N Beazley-Long, F Almahasneh, W Ashby, SM Bestall, MN Swift, A Durrant, CE Moss, AV Benest, RP Hulse, DO Bates, LF Donaldson. VEGFR2 promotes central endothelial activation and the spread of pain in inflammatory arthritis Brain Behaviour and Immunity. 2018 Mar 14. pii: S0889-1591(18)30060-6

SL Barratt, T Blythe, K Ourradi, C Jarrett, GI Welsh, DO Bates, AB Millar  Effects of hypoxia and hyperoxia on the differential expression of VEGF-A isoforms and receptors in Idiopathic Pulmonary Fibrosis (IPF). Respir Res. 2018 Jan 15;19(1):9

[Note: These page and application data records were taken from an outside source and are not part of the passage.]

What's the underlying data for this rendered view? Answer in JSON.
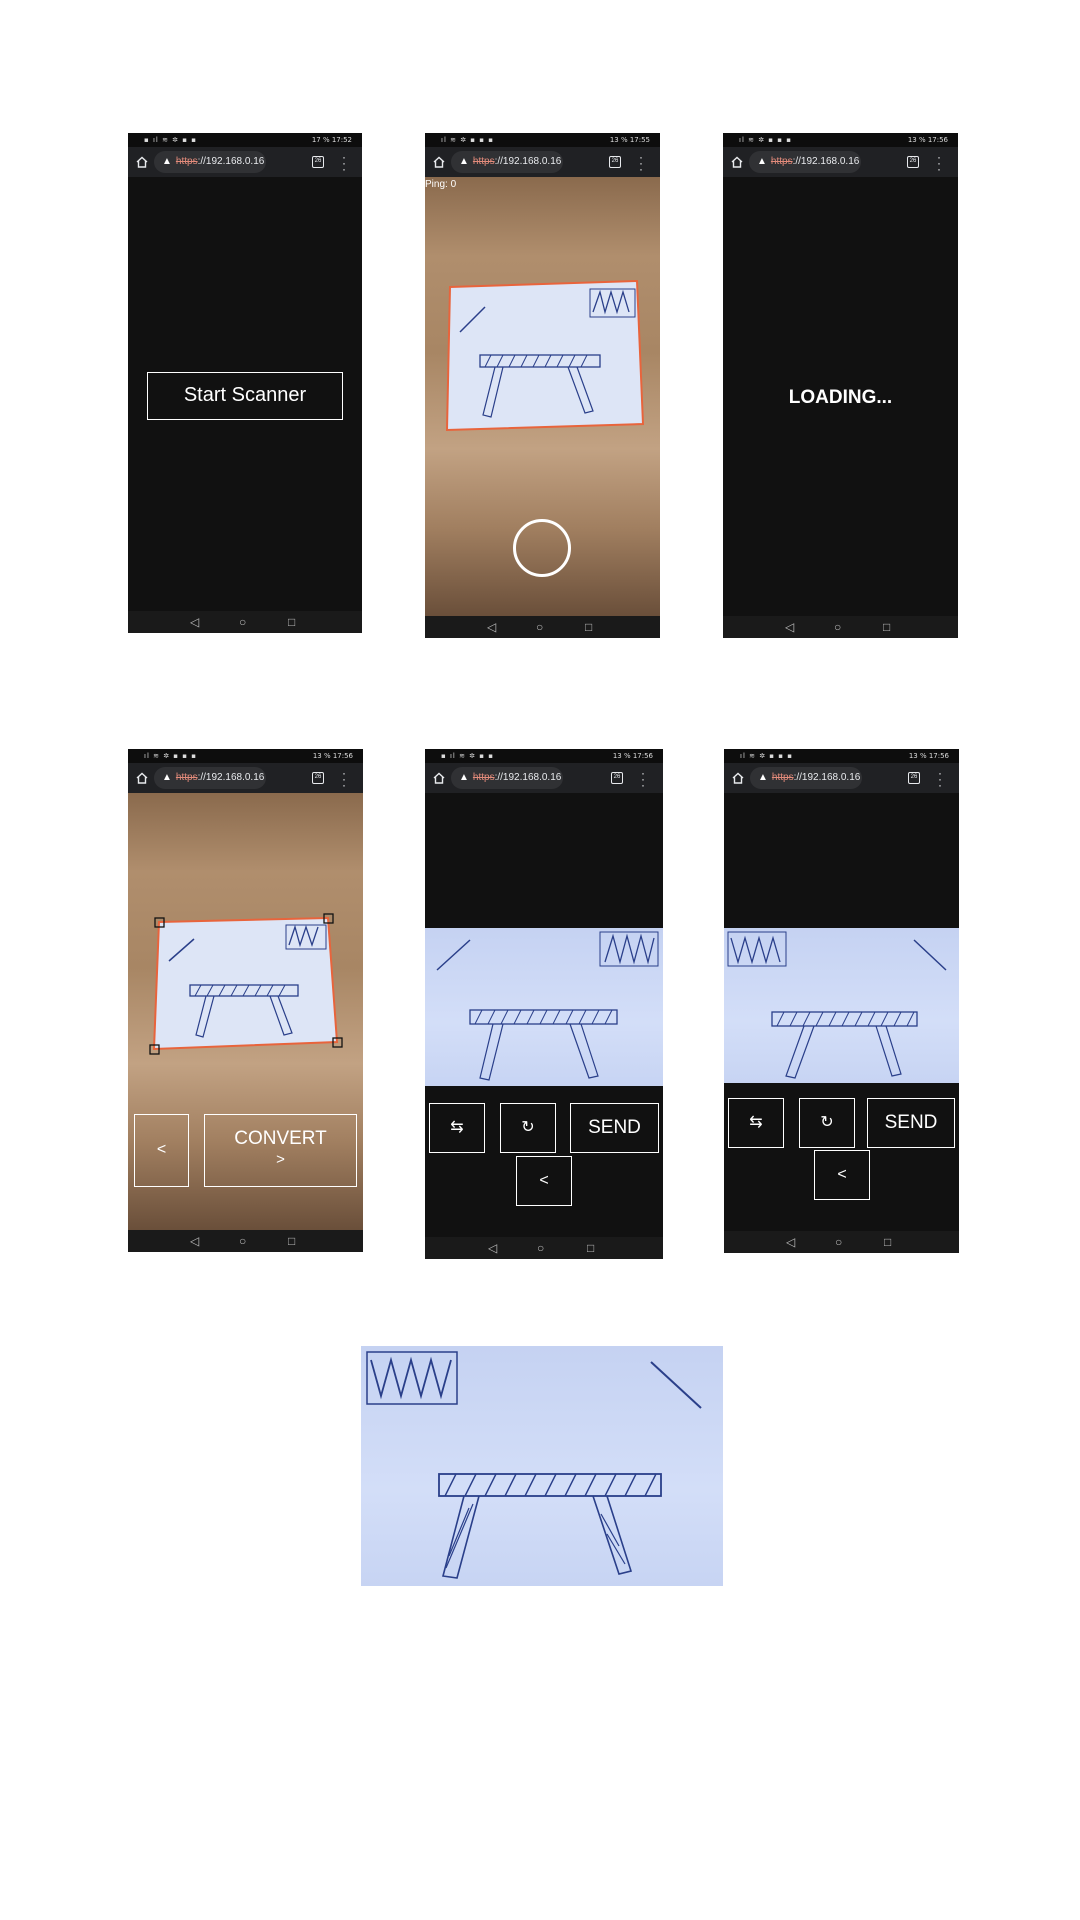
{
  "browser": {
    "url_scheme": "https",
    "url_rest": "://192.168.0.16",
    "tab_count": "26"
  },
  "screens": {
    "start": {
      "status_right": "17 % 17:52",
      "start_button_label": "Start Scanner"
    },
    "camera": {
      "status_right": "13 % 17:55",
      "ping_label": "Ping: 0"
    },
    "loading": {
      "status_right": "13 % 17:56",
      "loading_label": "LOADING..."
    },
    "crop": {
      "status_right": "13 % 17:56",
      "back_label": "<",
      "convert_label": "CONVERT",
      "convert_arrow": ">"
    },
    "result1": {
      "status_right": "13 % 17:56",
      "swap_label": "⇆",
      "rotate_label": "↻",
      "send_label": "SEND",
      "back_label": "<"
    },
    "result2": {
      "status_right": "13 % 17:56",
      "swap_label": "⇆",
      "rotate_label": "↻",
      "send_label": "SEND",
      "back_label": "<"
    }
  },
  "navbar": {
    "back_glyph": "◁",
    "home_glyph": "○",
    "recents_glyph": "□"
  },
  "colors": {
    "crop_border": "#e8643c",
    "phone_bg": "#111111",
    "chrome_bar": "#202124"
  }
}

M Stevens, CR Neal, AHJ Salmon, DO Bates, SJ Harper, S Oltean. VEGF-A165b restores normal glomerular water permeability in a diphtheria-toxin mouse model of glomerular injury. Nephron In Press

See more here

Posters


Exonate Ltd is a spin out company of the TVBL, focussed on developing treatments for diseases involving altered splicing, particularly of VEGF.

Funding

Our funding comes from multiple sources. We gratefully acknowledge funding from the following bodies









Tumour and Vascular Biology Laboratories

Cancer Biology

Division of Cancer and Stem Cells

School of Medicine

The University of Nottingham
C Floor, West Block, Queen's Medical Centre
Nottingham, NG7 2UH


telephone: +44 (0) 115 82 31135
email: cancer-biology@nottingham.ac.uk

Last edited, 17/6/2016.